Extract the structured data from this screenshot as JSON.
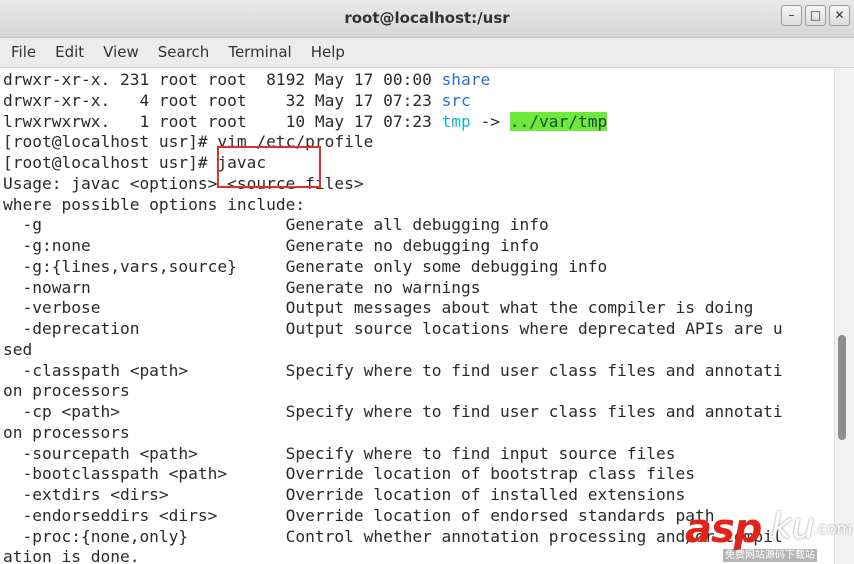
{
  "window": {
    "title": "root@localhost:/usr",
    "controls": {
      "minimize": "–",
      "maximize": "□",
      "close": "✕"
    }
  },
  "menubar": [
    "File",
    "Edit",
    "View",
    "Search",
    "Terminal",
    "Help"
  ],
  "terminal": {
    "lines": [
      {
        "segments": [
          {
            "text": "drwxr-xr-x. 231 root root  8192 May 17 00:00 "
          },
          {
            "text": "share",
            "style": "dir"
          }
        ]
      },
      {
        "segments": [
          {
            "text": "drwxr-xr-x.   4 root root    32 May 17 07:23 "
          },
          {
            "text": "src",
            "style": "dir"
          }
        ]
      },
      {
        "segments": [
          {
            "text": "lrwxrwxrwx.   1 root root    10 May 17 07:23 "
          },
          {
            "text": "tmp",
            "style": "lnk"
          },
          {
            "text": " -> "
          },
          {
            "text": "../var/tmp",
            "style": "hl"
          }
        ]
      },
      {
        "segments": [
          {
            "text": "[root@localhost usr]# vim /etc/profile"
          }
        ]
      },
      {
        "segments": [
          {
            "text": "[root@localhost usr]# javac"
          }
        ]
      },
      {
        "segments": [
          {
            "text": "Usage: javac <options> <source files>"
          }
        ]
      },
      {
        "segments": [
          {
            "text": "where possible options include:"
          }
        ]
      },
      {
        "segments": [
          {
            "text": "  -g                         Generate all debugging info"
          }
        ]
      },
      {
        "segments": [
          {
            "text": "  -g:none                    Generate no debugging info"
          }
        ]
      },
      {
        "segments": [
          {
            "text": "  -g:{lines,vars,source}     Generate only some debugging info"
          }
        ]
      },
      {
        "segments": [
          {
            "text": "  -nowarn                    Generate no warnings"
          }
        ]
      },
      {
        "segments": [
          {
            "text": "  -verbose                   Output messages about what the compiler is doing"
          }
        ]
      },
      {
        "segments": [
          {
            "text": "  -deprecation               Output source locations where deprecated APIs are u"
          }
        ]
      },
      {
        "segments": [
          {
            "text": "sed"
          }
        ]
      },
      {
        "segments": [
          {
            "text": "  -classpath <path>          Specify where to find user class files and annotati"
          }
        ]
      },
      {
        "segments": [
          {
            "text": "on processors"
          }
        ]
      },
      {
        "segments": [
          {
            "text": "  -cp <path>                 Specify where to find user class files and annotati"
          }
        ]
      },
      {
        "segments": [
          {
            "text": "on processors"
          }
        ]
      },
      {
        "segments": [
          {
            "text": "  -sourcepath <path>         Specify where to find input source files"
          }
        ]
      },
      {
        "segments": [
          {
            "text": "  -bootclasspath <path>      Override location of bootstrap class files"
          }
        ]
      },
      {
        "segments": [
          {
            "text": "  -extdirs <dirs>            Override location of installed extensions"
          }
        ]
      },
      {
        "segments": [
          {
            "text": "  -endorseddirs <dirs>       Override location of endorsed standards path"
          }
        ]
      },
      {
        "segments": [
          {
            "text": "  -proc:{none,only}          Control whether annotation processing and/or compil"
          }
        ]
      },
      {
        "segments": [
          {
            "text": "ation is done."
          }
        ]
      }
    ]
  },
  "watermark": {
    "brand": "asp",
    "suffix": "ku",
    "domain": ".com",
    "tagline": "免费网站源码下载站"
  },
  "colors": {
    "directory": "#2a6fd6",
    "symlink": "#12b8c9",
    "symlink_target_bg": "#6ee83a",
    "annotation_box": "#e0302c"
  }
}
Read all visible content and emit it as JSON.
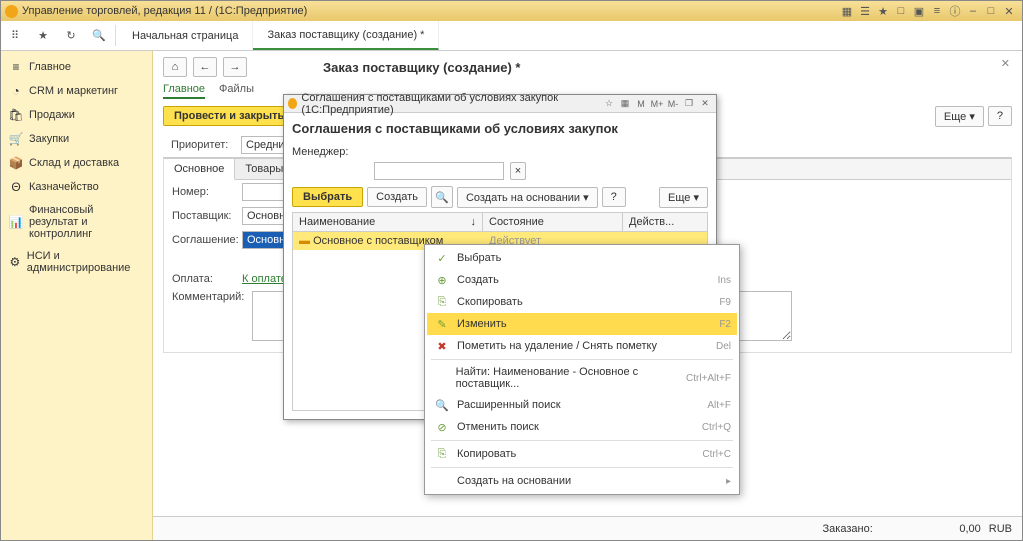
{
  "titlebar": {
    "text": "Управление торговлей, редакция 11 / (1С:Предприятие)"
  },
  "tabs": {
    "home": "Начальная страница",
    "order": "Заказ поставщику (создание) *"
  },
  "sidebar": [
    {
      "icon": "≡",
      "label": "Главное"
    },
    {
      "icon": "◔",
      "label": "CRM и маркетинг"
    },
    {
      "icon": "🛍",
      "label": "Продажи"
    },
    {
      "icon": "🛒",
      "label": "Закупки"
    },
    {
      "icon": "📦",
      "label": "Склад и доставка"
    },
    {
      "icon": "Θ",
      "label": "Казначейство"
    },
    {
      "icon": "📊",
      "label": "Финансовый результат и контроллинг"
    },
    {
      "icon": "⚙",
      "label": "НСИ и администрирование"
    }
  ],
  "page": {
    "title": "Заказ поставщику (создание) *",
    "tab_main": "Главное",
    "tab_files": "Файлы"
  },
  "toolbar": {
    "submit": "Провести и закрыть",
    "more": "Еще",
    "help": "?"
  },
  "priority": {
    "label": "Приоритет:",
    "value": "Средний"
  },
  "formtabs": {
    "main": "Основное",
    "goods": "Товары"
  },
  "form": {
    "number_label": "Номер:",
    "supplier_label": "Поставщик:",
    "supplier_value": "Основной",
    "agreement_label": "Соглашение:",
    "agreement_value": "Основное",
    "payment_label": "Оплата:",
    "payment_value": "К оплате,",
    "comment_label": "Комментарий:"
  },
  "footer": {
    "ordered": "Заказано:",
    "amount": "0,00",
    "currency": "RUB"
  },
  "modal": {
    "title": "Соглашения с поставщиками об условиях закупок  (1С:Предприятие)",
    "header": "Соглашения с поставщиками об условиях закупок",
    "manager_label": "Менеджер:",
    "btn_select": "Выбрать",
    "btn_create": "Создать",
    "btn_basedon": "Создать на основании",
    "btn_more": "Еще",
    "btn_help": "?",
    "col_name": "Наименование",
    "col_state": "Состояние",
    "col_act": "Действ...",
    "row_name": "Основное с поставщиком",
    "row_state": "Действует",
    "mt": {
      "m": "M",
      "mp": "M+",
      "mm": "M-"
    }
  },
  "ctx": [
    {
      "icon": "✓",
      "label": "Выбрать",
      "sc": ""
    },
    {
      "icon": "⊕",
      "label": "Создать",
      "sc": "Ins"
    },
    {
      "icon": "⎘",
      "label": "Скопировать",
      "sc": "F9"
    },
    {
      "icon": "✎",
      "label": "Изменить",
      "sc": "F2",
      "hi": true
    },
    {
      "icon": "✖",
      "label": "Пометить на удаление / Снять пометку",
      "sc": "Del"
    },
    {
      "icon": "",
      "label": "Найти: Наименование - Основное с поставщик...",
      "sc": "Ctrl+Alt+F"
    },
    {
      "icon": "🔍",
      "label": "Расширенный поиск",
      "sc": "Alt+F"
    },
    {
      "icon": "⊘",
      "label": "Отменить поиск",
      "sc": "Ctrl+Q"
    },
    {
      "icon": "⎘",
      "label": "Копировать",
      "sc": "Ctrl+C"
    },
    {
      "icon": "",
      "label": "Создать на основании",
      "sc": "▸"
    }
  ]
}
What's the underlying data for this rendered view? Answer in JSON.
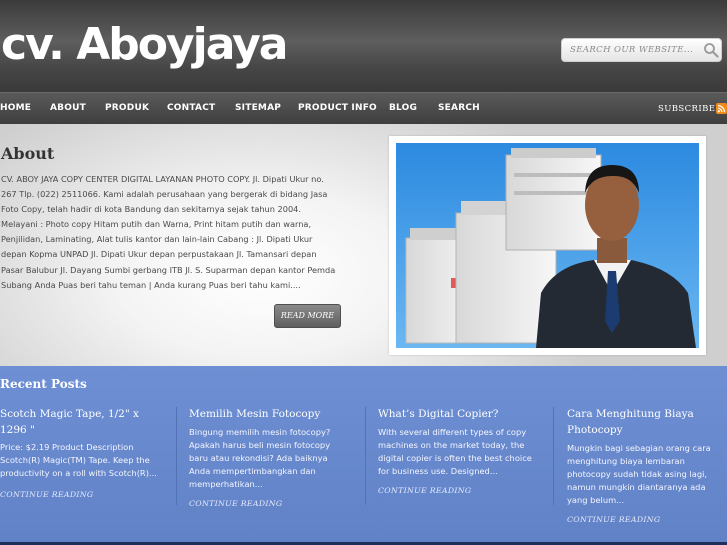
{
  "header": {
    "logo": "cv. Aboyjaya",
    "search_placeholder": "SEARCH OUR WEBSITE..."
  },
  "nav": {
    "items": [
      "HOME",
      "ABOUT",
      "PRODUK",
      "CONTACT",
      "SITEMAP",
      "PRODUCT INFO",
      "BLOG",
      "SEARCH"
    ],
    "subscribe": "SUBSCRIBE"
  },
  "featured": {
    "title": "About",
    "text": "CV. ABOY JAYA COPY CENTER DIGITAL LAYANAN PHOTO COPY. Jl. Dipati Ukur no. 267 Tlp. (022) 2511066. Kami adalah perusahaan yang bergerak di bidang Jasa Foto Copy, telah hadir di kota Bandung dan sekitarnya sejak tahun 2004. Melayani : Photo copy Hitam putih dan Warna, Print hitam putih dan warna, Penjilidan, Laminating, Alat tulis kantor dan lain-lain Cabang : Jl. Dipati Ukur depan Kopma UNPAD Jl. Dipati Ukur depan perpustakaan Jl. Tamansari depan Pasar Balubur Jl. Dayang Sumbi gerbang ITB Jl. S. Suparman depan kantor Pemda Subang Anda Puas beri tahu teman | Anda kurang Puas beri tahu kami....",
    "read_more": "READ MORE"
  },
  "recent": {
    "title": "Recent Posts",
    "posts": [
      {
        "title": "Scotch Magic Tape, 1/2\" x 1296 \"",
        "excerpt": "Price: $2.19    Product Description Scotch(R) Magic(TM) Tape. Keep the productivity on a roll with Scotch(R)...",
        "link": "CONTINUE READING"
      },
      {
        "title": "Memilih Mesin Fotocopy",
        "excerpt": "Bingung memilih mesin fotocopy? Apakah harus beli mesin fotocopy baru atau rekondisi? Ada baiknya Anda mempertimbangkan dan memperhatikan...",
        "link": "CONTINUE READING"
      },
      {
        "title": "What’s Digital Copier?",
        "excerpt": "With several different types of copy machines on the market today, the digital copier is often the best choice for business use. Designed...",
        "link": "CONTINUE READING"
      },
      {
        "title": "Cara Menghitung Biaya Photocopy",
        "excerpt": "Mungkin bagi sebagian orang cara menghitung biaya lembaran photocopy sudah tidak asing lagi, namun mungkin diantaranya ada yang belum...",
        "link": "CONTINUE READING"
      }
    ]
  },
  "colors": {
    "header_bg": "#4a4a4a",
    "recent_bg": "#6b8bd0",
    "rss": "#f28a1e"
  },
  "icons": [
    "search-icon",
    "rss-icon"
  ]
}
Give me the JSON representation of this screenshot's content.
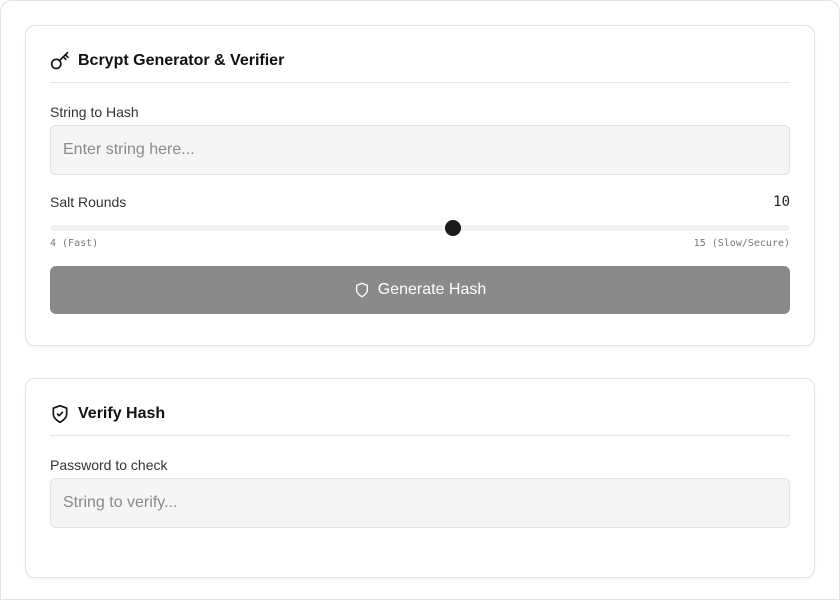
{
  "generator": {
    "title": "Bcrypt Generator & Verifier",
    "icon": "key-icon",
    "input_label": "String to Hash",
    "input_placeholder": "Enter string here...",
    "input_value": "",
    "salt_label": "Salt Rounds",
    "salt_value": "10",
    "salt_min": 4,
    "salt_max": 15,
    "salt_current": 10,
    "salt_min_label": "4 (Fast)",
    "salt_max_label": "15 (Slow/Secure)",
    "button_label": "Generate Hash",
    "button_icon": "shield-icon"
  },
  "verifier": {
    "title": "Verify Hash",
    "icon": "shield-check-icon",
    "input_label": "Password to check",
    "input_placeholder": "String to verify...",
    "input_value": ""
  },
  "colors": {
    "button_disabled": "#8a8a8a",
    "slider_thumb": "#1a1a1a",
    "input_bg": "#f5f5f5"
  }
}
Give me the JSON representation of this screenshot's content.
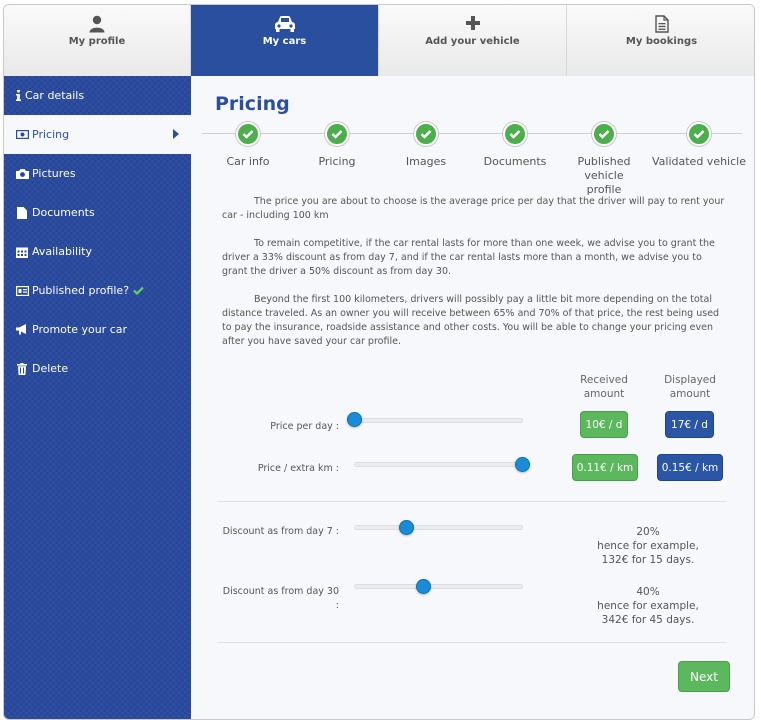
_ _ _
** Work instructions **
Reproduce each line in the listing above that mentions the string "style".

** Solved exercise **
            "style": "dir"
            "style": "dir"
            "style": "lnk"
            "style": "hl"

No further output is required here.